Some rums are perfect for sipping on their own, such as the sweet, spicy and chocolatey Dictador XO Insolent from Colombia, the majestic, velvety soft Santa Teresa 1796 from Venezuela or the wonderfully complex Havana Club 15 Year Old from Cuba. I like to enjoy them as I would a fine single malt whisky, armagnac or cognac, as a ruminative treat to be lingered over after dinner.

My current go-to nightcap is the brand new and completely captivating Eminente Reserva Seven-Year-Old Rum from Cuba. Rich and fruity, it’s a post-prandial delight although I’ve recently found I like it best in my tweaked version of the Hotel de Nacionale Special cocktail.

To make, simply shake 40ml Eminente, 15ml apricot brandy, 15ml lime juice, 10ml sugar syrup and 50ml apple cider over ice (the original recipe uses pineapple juice) and strain into a champagne flute. Delicious!

If you’re not too busy liming — as it takes some preparation — let me recommend the perfect rum punch for the tail end of summer. I came across it in the fabulous Helvetica Bar in Perth, Western Australia, where it is a celebrated staple.

To serve four to six people, mix 60ml Angostura 5 Year Old Rum, 30ml Martell VS Cognac, 30ml peach liqueur, 30ml sugar syrup, 45ml fresh lemon juice, 100ml soda water in a large jug or jar and stir well over ice. Top up with 60ml sparkling wine and garnish with fresh peach and lemon slices. Find a nice liming spot, knock back with delight, relax, repeat.
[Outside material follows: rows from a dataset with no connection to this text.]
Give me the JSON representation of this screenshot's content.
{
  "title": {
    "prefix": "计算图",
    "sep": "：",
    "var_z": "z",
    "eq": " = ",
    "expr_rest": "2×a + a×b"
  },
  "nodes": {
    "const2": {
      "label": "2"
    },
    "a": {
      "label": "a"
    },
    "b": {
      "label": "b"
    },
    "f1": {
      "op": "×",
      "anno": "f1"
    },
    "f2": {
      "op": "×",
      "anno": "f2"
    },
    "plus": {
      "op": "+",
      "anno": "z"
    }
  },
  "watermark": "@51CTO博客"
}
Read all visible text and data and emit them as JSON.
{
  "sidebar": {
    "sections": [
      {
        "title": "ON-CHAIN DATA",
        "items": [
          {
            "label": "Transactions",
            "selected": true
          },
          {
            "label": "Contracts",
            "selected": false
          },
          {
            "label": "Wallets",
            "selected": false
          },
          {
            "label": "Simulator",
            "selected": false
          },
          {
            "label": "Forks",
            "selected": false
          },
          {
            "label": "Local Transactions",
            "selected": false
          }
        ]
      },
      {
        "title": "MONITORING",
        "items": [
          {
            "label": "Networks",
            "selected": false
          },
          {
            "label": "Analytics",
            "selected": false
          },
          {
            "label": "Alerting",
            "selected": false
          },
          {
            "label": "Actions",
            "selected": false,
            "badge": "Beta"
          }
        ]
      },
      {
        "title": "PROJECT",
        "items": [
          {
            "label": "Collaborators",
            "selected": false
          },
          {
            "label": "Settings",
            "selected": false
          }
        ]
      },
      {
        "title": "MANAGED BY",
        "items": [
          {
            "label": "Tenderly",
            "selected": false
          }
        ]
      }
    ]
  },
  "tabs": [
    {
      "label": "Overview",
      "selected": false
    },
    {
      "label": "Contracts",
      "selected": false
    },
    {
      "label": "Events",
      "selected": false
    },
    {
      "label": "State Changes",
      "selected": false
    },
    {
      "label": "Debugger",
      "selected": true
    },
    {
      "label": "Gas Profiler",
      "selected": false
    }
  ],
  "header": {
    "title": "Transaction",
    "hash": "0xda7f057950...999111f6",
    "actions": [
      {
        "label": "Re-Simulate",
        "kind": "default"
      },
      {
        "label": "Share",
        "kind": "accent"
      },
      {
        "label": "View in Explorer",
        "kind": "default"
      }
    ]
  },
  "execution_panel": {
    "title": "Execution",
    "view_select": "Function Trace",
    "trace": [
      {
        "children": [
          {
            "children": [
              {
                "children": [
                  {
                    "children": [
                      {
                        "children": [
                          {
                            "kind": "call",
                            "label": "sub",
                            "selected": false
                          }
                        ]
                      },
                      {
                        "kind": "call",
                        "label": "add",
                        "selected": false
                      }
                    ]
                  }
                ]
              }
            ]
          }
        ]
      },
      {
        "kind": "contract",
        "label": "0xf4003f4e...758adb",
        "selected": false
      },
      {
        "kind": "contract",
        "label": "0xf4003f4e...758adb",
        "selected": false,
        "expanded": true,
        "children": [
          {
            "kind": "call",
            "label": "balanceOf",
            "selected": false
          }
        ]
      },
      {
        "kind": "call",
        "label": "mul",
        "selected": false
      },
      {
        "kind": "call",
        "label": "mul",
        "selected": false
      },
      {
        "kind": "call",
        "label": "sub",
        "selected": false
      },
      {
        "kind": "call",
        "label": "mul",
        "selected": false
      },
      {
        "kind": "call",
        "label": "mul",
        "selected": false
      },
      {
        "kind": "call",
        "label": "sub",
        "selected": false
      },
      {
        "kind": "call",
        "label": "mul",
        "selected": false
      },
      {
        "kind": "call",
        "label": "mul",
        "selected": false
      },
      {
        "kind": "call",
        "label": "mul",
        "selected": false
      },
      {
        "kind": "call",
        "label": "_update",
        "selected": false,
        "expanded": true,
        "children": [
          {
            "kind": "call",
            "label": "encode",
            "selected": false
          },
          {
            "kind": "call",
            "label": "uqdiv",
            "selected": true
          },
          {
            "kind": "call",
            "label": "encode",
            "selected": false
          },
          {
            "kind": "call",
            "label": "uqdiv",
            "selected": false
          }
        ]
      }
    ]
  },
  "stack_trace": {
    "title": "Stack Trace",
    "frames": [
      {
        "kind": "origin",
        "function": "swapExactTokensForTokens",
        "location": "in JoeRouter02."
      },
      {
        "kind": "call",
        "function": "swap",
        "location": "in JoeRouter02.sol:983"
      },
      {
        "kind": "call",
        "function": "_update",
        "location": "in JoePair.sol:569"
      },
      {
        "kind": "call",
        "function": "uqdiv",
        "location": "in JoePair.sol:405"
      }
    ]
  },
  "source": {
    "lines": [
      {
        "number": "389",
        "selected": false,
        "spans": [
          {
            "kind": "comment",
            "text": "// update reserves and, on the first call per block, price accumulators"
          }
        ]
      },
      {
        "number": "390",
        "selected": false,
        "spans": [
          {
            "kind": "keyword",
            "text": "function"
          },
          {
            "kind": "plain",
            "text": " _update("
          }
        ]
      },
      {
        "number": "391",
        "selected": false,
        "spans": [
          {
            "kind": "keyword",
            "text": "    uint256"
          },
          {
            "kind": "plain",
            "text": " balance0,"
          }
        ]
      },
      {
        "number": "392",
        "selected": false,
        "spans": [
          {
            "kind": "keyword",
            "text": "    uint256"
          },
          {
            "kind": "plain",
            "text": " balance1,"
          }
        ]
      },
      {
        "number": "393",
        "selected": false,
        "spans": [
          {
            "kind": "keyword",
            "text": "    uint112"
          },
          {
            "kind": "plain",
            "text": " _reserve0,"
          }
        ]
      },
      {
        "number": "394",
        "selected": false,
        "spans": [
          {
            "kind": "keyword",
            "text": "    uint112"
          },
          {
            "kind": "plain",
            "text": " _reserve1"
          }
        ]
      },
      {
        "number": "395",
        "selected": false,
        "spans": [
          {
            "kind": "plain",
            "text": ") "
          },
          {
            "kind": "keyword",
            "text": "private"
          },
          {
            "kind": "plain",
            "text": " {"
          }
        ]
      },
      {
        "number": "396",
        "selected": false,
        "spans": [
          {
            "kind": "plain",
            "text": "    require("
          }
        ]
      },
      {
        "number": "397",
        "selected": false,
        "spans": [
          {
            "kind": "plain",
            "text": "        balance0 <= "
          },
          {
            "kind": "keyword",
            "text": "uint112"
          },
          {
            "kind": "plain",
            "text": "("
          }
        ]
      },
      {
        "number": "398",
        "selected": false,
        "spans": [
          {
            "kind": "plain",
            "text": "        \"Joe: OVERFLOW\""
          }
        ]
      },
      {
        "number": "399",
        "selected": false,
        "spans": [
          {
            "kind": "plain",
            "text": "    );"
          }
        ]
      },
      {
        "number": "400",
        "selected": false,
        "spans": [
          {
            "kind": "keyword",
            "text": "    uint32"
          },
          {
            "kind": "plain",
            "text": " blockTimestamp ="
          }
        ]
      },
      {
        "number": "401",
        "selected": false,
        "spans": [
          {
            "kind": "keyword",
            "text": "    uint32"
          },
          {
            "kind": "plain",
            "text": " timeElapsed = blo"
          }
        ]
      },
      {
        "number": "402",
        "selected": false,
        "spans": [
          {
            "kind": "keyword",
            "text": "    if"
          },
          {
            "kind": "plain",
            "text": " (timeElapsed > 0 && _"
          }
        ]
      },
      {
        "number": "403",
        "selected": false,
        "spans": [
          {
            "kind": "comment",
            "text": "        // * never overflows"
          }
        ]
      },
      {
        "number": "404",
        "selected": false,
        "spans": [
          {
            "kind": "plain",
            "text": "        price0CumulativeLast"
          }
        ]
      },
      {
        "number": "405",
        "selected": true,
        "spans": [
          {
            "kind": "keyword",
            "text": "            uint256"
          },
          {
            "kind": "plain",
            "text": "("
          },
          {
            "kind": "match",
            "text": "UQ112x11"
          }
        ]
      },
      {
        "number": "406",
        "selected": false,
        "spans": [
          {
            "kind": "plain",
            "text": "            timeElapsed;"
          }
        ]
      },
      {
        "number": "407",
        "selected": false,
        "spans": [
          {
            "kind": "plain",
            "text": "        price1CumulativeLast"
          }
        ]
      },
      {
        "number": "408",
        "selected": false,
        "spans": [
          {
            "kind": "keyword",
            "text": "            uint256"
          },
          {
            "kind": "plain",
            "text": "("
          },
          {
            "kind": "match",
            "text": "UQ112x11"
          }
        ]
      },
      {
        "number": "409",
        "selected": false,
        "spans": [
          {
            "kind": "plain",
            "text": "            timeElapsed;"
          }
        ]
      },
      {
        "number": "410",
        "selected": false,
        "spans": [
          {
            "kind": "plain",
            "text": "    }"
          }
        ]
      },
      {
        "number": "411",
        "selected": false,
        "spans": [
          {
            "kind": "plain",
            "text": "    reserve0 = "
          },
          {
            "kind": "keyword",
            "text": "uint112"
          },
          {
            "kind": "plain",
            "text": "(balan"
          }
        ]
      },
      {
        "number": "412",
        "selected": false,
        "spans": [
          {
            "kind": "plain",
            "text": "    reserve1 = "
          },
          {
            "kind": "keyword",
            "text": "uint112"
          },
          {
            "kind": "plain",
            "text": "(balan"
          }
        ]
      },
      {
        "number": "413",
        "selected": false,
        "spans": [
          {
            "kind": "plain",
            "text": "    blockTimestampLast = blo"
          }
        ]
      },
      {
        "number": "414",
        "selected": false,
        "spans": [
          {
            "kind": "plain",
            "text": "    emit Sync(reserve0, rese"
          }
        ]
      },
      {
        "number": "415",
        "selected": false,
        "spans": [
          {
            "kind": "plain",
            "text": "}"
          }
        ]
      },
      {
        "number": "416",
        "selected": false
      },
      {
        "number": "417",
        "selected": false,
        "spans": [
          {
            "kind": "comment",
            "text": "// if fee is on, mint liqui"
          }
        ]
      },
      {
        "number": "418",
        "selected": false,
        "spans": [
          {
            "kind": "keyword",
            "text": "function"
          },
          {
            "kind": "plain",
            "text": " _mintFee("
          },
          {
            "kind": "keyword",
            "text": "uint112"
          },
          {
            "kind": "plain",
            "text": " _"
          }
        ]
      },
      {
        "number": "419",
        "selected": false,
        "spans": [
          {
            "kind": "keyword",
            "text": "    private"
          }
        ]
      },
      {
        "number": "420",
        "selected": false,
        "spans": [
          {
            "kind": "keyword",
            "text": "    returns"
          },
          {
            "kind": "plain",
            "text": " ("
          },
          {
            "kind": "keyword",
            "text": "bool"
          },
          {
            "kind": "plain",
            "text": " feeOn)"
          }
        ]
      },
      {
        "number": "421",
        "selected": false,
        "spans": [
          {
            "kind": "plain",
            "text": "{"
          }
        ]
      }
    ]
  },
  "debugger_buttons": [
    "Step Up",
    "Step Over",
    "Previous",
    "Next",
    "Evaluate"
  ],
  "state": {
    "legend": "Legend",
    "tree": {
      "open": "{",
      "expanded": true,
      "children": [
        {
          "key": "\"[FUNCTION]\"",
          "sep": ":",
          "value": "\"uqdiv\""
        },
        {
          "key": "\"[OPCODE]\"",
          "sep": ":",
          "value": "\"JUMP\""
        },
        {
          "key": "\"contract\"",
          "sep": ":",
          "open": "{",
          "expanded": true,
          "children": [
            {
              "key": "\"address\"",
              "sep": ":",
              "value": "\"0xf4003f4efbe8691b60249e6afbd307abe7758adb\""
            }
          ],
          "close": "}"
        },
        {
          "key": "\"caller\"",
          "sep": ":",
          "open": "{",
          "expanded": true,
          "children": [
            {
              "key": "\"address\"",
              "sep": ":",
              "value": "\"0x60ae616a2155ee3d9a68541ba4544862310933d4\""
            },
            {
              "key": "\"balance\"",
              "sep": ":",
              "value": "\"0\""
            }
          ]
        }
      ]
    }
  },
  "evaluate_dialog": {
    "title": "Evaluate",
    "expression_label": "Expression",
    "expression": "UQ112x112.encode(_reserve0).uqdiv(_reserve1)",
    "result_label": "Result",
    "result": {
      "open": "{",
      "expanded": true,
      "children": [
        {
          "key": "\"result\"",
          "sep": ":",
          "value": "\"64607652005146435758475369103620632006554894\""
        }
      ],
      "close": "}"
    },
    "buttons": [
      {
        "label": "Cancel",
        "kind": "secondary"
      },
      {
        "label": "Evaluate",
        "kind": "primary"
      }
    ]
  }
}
This article was originally published on Spectator Life.